[Start of Attachment]

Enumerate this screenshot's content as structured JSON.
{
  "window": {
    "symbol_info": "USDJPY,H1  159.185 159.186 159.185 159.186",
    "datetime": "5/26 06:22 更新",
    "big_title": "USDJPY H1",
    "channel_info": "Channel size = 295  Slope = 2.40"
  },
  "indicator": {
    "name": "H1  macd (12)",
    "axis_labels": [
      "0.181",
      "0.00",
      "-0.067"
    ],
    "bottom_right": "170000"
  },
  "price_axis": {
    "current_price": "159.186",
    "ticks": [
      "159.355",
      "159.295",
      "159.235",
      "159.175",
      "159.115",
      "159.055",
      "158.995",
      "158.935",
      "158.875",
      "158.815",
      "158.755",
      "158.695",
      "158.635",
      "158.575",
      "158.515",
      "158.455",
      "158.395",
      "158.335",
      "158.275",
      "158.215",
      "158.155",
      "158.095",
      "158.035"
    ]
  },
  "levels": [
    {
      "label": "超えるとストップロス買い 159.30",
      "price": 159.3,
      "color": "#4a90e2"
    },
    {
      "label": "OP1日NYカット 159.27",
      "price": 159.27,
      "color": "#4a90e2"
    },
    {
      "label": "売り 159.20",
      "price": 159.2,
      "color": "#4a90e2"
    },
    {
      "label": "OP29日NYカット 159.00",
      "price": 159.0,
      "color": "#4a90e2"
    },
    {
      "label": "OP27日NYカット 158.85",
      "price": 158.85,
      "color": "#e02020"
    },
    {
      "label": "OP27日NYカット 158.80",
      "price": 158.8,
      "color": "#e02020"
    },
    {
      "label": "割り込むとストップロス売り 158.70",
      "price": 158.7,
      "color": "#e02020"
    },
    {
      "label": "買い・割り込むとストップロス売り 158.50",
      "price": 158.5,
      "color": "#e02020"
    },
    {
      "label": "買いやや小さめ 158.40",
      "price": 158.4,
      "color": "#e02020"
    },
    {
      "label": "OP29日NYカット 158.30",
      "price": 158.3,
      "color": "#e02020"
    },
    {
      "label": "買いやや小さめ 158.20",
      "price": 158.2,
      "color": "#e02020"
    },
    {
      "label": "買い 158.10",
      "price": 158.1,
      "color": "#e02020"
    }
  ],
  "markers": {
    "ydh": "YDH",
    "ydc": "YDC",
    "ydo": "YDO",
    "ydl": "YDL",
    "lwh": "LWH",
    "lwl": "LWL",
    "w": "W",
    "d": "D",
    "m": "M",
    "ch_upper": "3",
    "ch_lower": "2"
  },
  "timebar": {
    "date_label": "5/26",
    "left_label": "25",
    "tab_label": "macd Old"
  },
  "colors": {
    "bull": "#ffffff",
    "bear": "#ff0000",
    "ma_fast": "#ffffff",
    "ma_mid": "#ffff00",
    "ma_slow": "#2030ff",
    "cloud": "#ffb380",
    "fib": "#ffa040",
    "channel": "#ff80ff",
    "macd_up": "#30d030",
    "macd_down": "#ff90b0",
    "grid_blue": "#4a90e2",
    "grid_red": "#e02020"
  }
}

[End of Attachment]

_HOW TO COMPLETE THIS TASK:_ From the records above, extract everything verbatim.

_ANSWER:_
Enumerate this screenshot's content as structured JSON.
{
  "window": {
    "symbol_info": "USDJPY,H1  159.185 159.186 159.185 159.186",
    "datetime": "5/26 06:22 更新",
    "big_title": "USDJPY H1",
    "channel_info": "Channel size = 295  Slope = 2.40"
  },
  "indicator": {
    "name": "H1  macd (12)",
    "axis_labels": [
      "0.181",
      "0.00",
      "-0.067"
    ],
    "bottom_right": "170000"
  },
  "price_axis": {
    "current_price": "159.186",
    "ticks": [
      "159.355",
      "159.295",
      "159.235",
      "159.175",
      "159.115",
      "159.055",
      "158.995",
      "158.935",
      "158.875",
      "158.815",
      "158.755",
      "158.695",
      "158.635",
      "158.575",
      "158.515",
      "158.455",
      "158.395",
      "158.335",
      "158.275",
      "158.215",
      "158.155",
      "158.095",
      "158.035"
    ]
  },
  "levels": [
    {
      "label": "超えるとストップロス買い 159.30",
      "price": 159.3,
      "color": "#4a90e2"
    },
    {
      "label": "OP1日NYカット 159.27",
      "price": 159.27,
      "color": "#4a90e2"
    },
    {
      "label": "売り 159.20",
      "price": 159.2,
      "color": "#4a90e2"
    },
    {
      "label": "OP29日NYカット 159.00",
      "price": 159.0,
      "color": "#4a90e2"
    },
    {
      "label": "OP27日NYカット 158.85",
      "price": 158.85,
      "color": "#e02020"
    },
    {
      "label": "OP27日NYカット 158.80",
      "price": 158.8,
      "color": "#e02020"
    },
    {
      "label": "割り込むとストップロス売り 158.70",
      "price": 158.7,
      "color": "#e02020"
    },
    {
      "label": "買い・割り込むとストップロス売り 158.50",
      "price": 158.5,
      "color": "#e02020"
    },
    {
      "label": "買いやや小さめ 158.40",
      "price": 158.4,
      "color": "#e02020"
    },
    {
      "label": "OP29日NYカット 158.30",
      "price": 158.3,
      "color": "#e02020"
    },
    {
      "label": "買いやや小さめ 158.20",
      "price": 158.2,
      "color": "#e02020"
    },
    {
      "label": "買い 158.10",
      "price": 158.1,
      "color": "#e02020"
    }
  ],
  "markers": {
    "ydh": "YDH",
    "ydc": "YDC",
    "ydo": "YDO",
    "ydl": "YDL",
    "lwh": "LWH",
    "lwl": "LWL",
    "w": "W",
    "d": "D",
    "m": "M",
    "ch_upper": "3",
    "ch_lower": "2"
  },
  "timebar": {
    "date_label": "5/26",
    "left_label": "25",
    "tab_label": "macd Old"
  },
  "colors": {
    "bull": "#ffffff",
    "bear": "#ff0000",
    "ma_fast": "#ffffff",
    "ma_mid": "#ffff00",
    "ma_slow": "#2030ff",
    "cloud": "#ffb380",
    "fib": "#ffa040",
    "channel": "#ff80ff",
    "macd_up": "#30d030",
    "macd_down": "#ff90b0",
    "grid_blue": "#4a90e2",
    "grid_red": "#e02020"
  }
}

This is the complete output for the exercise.